Her radio programmes inspired her book, The animal’s world, published in 1936. She was also the author of over forty scientific articles, most notably on single-celled parasitic organisms. She was writing a textbook on protozoa when she died, and the work was completed by one of her former students, Dr R S J Hawes.

Scientific Achievement

Ciliated Protozoa: Vorticella by bccoer (Image in public domain CC0 1.0)

Her main area of expertise was in the protozoans – tiny single-celled animals which live in water or as parasites. She established a Centre for Protozoology at King’s College London, which was the first non-medical centre devoted to this discipline.  She produced many scientific papers on the protozoa throughout her career. The titles of a few of these indicate her specialist knowledge:

  • Herpetomonads from the alimentary tract of certain dung-flies (1910)
  • On some more protozoan parasites from Trichoptera (1911)
  • Observations on trichonymphids (1926-1927)
  • A coccidian from the eggs of Thalassema neptuni Gaertner (1937)
  • Observations on a monocystid gregarine Apolocystis elongata … (1946)

Two genera of parasitic protozoa, Dorisa and Dorisiella were named after her.

Did You Know?

Doris’s mother founded and managed a home in Aberdeen for unemployed women, so she grew up with an understanding of the plight of less privileged members of the community.

During the First World War, Doris also took an interest in the kinds of games children played outdoors, and wrote several articles in the Manchester Guardian on that subject.

Doris was encouraged to take up science as a career by geologist, Maria Ogilvie Gordon, though Doris took up a different discipline.

While Doris was growing up, her family lived in Queen’s Road, Aberdeen, right next door to the family of Laura Florence. With just a year between them in age, and with similar interests, we would like to think, although with no proof, that the two girls played together, and perhaps were lifelong friends. The piece Laura and Doris (see above), is inspired by this imagined relationship.
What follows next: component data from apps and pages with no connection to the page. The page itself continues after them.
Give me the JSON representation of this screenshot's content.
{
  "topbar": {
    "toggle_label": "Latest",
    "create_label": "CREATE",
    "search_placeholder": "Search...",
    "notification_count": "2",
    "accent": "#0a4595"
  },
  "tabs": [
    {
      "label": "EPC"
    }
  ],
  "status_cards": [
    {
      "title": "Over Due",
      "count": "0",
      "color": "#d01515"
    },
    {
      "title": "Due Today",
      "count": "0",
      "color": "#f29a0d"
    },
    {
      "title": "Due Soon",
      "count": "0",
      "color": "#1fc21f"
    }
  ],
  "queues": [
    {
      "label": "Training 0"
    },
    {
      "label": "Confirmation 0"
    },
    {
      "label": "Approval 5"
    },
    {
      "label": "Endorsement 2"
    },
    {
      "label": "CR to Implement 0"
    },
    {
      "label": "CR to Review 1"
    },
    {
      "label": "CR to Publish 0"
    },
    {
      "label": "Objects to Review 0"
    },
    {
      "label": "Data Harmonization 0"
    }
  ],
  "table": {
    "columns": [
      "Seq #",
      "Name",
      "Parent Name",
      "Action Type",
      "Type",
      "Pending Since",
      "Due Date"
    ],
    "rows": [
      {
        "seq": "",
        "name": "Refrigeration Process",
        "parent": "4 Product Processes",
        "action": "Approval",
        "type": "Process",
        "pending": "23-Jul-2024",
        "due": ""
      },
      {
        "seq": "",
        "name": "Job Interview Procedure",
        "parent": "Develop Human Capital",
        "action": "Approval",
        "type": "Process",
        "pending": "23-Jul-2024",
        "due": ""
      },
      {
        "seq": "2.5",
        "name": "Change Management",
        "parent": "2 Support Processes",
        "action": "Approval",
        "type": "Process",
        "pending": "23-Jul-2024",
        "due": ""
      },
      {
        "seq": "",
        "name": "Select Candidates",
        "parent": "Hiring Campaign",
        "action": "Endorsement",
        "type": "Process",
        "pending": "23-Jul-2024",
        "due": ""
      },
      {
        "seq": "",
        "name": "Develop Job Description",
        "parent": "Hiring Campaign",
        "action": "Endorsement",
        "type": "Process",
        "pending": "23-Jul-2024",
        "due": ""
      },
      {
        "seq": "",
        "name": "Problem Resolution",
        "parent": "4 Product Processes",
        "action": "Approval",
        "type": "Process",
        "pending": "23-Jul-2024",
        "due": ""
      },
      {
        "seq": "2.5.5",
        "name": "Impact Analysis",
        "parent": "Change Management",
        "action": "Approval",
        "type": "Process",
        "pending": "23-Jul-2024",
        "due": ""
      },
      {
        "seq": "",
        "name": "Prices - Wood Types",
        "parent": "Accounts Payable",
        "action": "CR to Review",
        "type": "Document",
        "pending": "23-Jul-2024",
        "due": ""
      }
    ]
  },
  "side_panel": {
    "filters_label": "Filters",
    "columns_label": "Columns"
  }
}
An Inspiring Woman

Doris’s obituary called her an inspiring teacher, and an excellent scientific communicator, with a natural ability to explain scientific concepts to young people.  She had no patience for anyone who produced careless work, though would forgive misdemeanours such as smoking in forbidden areas.

Along with other radio programmes aimed at adults, we imagine that schoolchildren listened avidly to her radio broadcasts entitled How life is lived.  Her subsequent book, The animals world, was reviewed in the Irish naturalistsjournal as ‘a book of biology that must be a revelation to all who read it.’

An introduction to the study of Protozoa, the book in which she and Dr Hawes were engaged in at the time of her death, was described in the Quarterly review of biology as ‘entertaining, with information and many off-hand references … to the safaris of the little, the near-great, and the great white hunters in the protozoological literature.’